My 7 month old Great Dane just developed this soft lump on her right elbow. I did a little research and seems to be hygroma. What’s the best way to go about treating this. And is this the kind of thing that reacures often?

Feb. 13, 2018

Arya's Owner

answer-icon

recommendation-ribbon

1 Recommendations

Hygromas do have a high recurrence rate if they are not managed properly or if a dog continues to lay down on a hard surface (more comfy bed may be required). Small hygromas may be aspirated and the area bandaged or covered to prevent recurrence, again better bedding etc… can help prevent recurrence. Regards Dr Callum Turner DVM www.msdvetmanual.com/integumentary-system/hygroma/overview-of-hygroma

Feb. 13, 2018

Was this experience helpful?

dog-name-icon

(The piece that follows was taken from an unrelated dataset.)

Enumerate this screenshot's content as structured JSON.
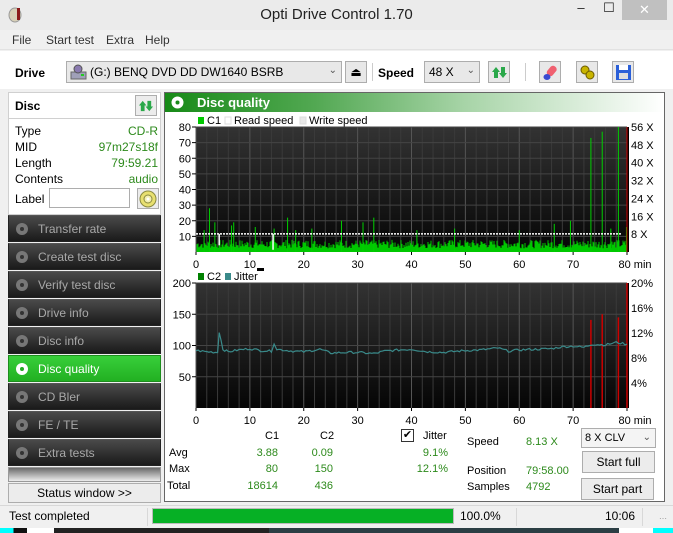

Mel

dog-breed-icon

Border Collie

dog-age-icon

1 Year

thumbs-up-icon

1 found helpful

thumbs-up-icon

1 found helpful

Has Symptoms

None

My 1 year old Border Collie has developed Hygromas on both elbows after a period of 8 weeks reduced activity (a lot of laying around) following Achilles tendon surgery. She is tiny and very active and, as border collie do, slams herself into the lying down position with enthusiasm about 100 times a day. My get seemed very unconcerned, gave us 6 days of anti inflammatories, which unfortunately did nothing. Not sure what to do next, really really don't want to put her through surgery again! Seems like she has no real callouses but also no open wounds, will they go away now she is rehabilitating back into her usual exercise (2-4hours/day or more)? Will they prevent her living a happy normal border collie life?

Feb. 1, 2018

Mel's Owner

answer-icon

recommendation-ribbon

1 Recommendations

There are products produced which can act as a cushion to help with hygromas (see link below) and draining them may also help too; but large or old hygromas may require surgical removal, it is really a case by case basis. Regards Dr Callum Turner DVM www.dogleggs.com www.msdvetmanual.com/integumentary-system/hygroma/overview-of-hygroma

Feb. 1, 2018

Was this experience helpful?

Hygroma Average Cost

From 339 quotes ranging from $300 - $1,800

Average Cost

$600

Need pet insurance?
Need pet insurance?

Learn more in the Wag! app

Five starsFive starsFive starsFive starsFive stars

43k+ reviews

Install


© 2023 Wag Labs, Inc. All rights reserved.